What lines below include the string "representation"? Pick them out and copy them.

[Web page and app entries]
======

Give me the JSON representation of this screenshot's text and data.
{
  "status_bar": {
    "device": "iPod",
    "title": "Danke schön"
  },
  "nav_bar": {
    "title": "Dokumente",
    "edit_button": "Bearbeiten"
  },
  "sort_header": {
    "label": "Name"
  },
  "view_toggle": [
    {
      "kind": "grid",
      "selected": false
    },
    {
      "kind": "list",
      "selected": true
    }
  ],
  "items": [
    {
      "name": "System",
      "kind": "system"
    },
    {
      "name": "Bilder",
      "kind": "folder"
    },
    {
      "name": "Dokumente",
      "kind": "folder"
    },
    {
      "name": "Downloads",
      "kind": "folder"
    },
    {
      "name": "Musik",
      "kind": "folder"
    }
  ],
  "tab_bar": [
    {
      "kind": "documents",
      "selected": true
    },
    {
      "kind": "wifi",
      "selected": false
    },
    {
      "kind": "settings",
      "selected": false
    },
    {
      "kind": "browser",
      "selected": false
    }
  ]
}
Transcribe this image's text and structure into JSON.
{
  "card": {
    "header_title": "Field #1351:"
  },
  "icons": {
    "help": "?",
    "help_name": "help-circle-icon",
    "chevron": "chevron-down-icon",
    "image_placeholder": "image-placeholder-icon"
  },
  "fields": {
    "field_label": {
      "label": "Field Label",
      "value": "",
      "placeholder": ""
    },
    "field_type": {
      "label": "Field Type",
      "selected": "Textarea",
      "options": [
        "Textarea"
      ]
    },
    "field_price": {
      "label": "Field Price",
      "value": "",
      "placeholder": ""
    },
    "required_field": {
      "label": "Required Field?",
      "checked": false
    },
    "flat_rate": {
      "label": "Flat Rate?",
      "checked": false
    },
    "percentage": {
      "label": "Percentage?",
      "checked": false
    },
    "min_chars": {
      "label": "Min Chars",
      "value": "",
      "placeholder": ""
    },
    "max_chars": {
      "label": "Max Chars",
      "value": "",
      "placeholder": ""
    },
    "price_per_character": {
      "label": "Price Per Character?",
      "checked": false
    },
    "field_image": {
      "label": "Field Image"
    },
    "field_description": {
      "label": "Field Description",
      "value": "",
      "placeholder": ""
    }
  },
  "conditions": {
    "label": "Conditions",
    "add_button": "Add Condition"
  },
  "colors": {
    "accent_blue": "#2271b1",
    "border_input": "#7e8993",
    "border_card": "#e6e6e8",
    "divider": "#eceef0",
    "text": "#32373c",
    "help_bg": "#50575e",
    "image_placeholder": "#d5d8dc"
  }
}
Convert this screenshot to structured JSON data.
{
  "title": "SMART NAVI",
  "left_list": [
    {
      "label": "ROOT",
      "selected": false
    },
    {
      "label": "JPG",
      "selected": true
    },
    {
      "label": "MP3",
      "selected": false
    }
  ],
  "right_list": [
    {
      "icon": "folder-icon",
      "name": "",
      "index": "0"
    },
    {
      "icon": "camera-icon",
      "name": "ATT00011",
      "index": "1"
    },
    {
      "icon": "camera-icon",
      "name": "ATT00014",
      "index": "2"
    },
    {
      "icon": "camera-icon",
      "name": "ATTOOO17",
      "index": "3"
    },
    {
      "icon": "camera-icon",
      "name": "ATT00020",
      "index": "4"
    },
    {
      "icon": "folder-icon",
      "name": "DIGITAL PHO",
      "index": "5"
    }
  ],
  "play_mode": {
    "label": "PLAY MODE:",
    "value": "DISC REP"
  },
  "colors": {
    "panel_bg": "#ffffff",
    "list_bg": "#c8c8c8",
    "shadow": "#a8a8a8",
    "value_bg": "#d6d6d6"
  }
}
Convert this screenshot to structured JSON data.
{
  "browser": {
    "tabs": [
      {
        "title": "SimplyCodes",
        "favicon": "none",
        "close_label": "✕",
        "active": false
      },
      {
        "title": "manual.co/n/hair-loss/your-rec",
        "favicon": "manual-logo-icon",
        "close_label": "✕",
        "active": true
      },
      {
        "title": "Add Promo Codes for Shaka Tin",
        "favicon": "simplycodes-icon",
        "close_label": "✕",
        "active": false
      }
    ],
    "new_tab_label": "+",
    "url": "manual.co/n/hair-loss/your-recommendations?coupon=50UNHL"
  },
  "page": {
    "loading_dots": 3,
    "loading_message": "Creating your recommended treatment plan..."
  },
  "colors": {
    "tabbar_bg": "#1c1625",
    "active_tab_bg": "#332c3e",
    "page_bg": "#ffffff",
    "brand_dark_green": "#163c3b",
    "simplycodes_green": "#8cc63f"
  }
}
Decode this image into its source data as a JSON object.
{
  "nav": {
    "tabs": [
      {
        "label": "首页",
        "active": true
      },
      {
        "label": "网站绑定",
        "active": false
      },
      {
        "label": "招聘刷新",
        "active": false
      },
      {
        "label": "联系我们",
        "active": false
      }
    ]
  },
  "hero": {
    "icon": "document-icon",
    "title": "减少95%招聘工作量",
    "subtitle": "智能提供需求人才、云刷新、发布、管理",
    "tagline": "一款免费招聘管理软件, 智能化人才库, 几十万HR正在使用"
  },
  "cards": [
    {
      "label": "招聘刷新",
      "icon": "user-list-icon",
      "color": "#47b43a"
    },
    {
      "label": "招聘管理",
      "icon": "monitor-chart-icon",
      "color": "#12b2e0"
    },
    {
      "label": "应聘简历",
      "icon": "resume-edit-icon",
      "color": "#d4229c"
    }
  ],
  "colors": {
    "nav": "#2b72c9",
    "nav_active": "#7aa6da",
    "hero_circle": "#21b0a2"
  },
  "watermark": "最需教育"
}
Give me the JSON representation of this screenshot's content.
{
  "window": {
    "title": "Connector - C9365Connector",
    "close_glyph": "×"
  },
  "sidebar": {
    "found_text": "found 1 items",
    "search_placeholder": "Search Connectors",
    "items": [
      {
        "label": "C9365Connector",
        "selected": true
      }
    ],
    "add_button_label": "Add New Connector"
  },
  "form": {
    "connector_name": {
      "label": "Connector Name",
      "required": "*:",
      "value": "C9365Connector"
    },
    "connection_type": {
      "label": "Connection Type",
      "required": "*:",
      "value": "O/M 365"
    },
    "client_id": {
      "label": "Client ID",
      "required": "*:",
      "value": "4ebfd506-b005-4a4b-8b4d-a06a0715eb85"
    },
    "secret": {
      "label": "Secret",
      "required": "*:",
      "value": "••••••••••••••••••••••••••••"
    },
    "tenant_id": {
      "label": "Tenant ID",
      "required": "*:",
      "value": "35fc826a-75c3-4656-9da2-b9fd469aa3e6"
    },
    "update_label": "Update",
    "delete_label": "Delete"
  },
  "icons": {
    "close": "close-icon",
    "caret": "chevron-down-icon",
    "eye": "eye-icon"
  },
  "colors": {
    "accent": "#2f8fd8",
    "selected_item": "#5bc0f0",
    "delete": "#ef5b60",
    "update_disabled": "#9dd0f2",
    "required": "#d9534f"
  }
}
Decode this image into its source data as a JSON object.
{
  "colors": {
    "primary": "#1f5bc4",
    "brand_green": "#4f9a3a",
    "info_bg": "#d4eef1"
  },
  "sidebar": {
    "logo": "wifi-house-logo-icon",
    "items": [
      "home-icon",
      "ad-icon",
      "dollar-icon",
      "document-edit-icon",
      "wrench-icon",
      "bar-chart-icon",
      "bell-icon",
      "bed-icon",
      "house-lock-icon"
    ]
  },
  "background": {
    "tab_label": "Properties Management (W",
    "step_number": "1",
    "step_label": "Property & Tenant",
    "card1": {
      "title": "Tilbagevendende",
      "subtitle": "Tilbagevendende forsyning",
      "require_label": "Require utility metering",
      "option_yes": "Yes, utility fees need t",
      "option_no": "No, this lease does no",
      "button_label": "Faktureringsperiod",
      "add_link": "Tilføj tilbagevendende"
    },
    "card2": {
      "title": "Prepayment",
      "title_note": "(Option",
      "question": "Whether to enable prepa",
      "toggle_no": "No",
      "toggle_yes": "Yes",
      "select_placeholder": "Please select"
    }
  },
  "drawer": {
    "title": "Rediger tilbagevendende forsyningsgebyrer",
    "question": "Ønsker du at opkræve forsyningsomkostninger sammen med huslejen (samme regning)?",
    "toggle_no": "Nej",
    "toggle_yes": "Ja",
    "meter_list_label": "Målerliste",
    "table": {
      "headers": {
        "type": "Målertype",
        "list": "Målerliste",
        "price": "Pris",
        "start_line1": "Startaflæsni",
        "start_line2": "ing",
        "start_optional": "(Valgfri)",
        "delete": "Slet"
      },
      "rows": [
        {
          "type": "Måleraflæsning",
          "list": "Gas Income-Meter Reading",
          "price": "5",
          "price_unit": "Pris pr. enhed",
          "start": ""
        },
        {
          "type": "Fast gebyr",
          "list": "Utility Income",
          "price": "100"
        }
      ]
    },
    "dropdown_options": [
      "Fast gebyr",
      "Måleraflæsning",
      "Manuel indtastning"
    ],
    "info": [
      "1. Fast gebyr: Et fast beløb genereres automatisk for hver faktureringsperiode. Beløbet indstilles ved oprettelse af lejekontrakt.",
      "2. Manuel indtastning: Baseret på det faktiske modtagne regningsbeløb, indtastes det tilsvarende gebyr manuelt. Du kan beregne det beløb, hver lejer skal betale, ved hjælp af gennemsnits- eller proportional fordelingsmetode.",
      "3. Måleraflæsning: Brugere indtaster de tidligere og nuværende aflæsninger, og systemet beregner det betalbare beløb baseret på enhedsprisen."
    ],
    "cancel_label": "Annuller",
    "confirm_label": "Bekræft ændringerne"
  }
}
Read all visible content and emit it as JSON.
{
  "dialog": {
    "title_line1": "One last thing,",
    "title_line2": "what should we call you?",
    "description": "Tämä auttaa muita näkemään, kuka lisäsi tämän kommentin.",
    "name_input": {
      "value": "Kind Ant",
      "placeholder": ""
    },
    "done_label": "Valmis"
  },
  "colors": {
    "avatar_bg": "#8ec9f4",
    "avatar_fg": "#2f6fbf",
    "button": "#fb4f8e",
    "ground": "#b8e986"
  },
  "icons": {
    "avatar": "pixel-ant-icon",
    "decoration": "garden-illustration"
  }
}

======

▶ _Response for this exercise_
Give me the JSON representation of this screenshot's text and data.
Give me the JSON representation of this screenshot's content.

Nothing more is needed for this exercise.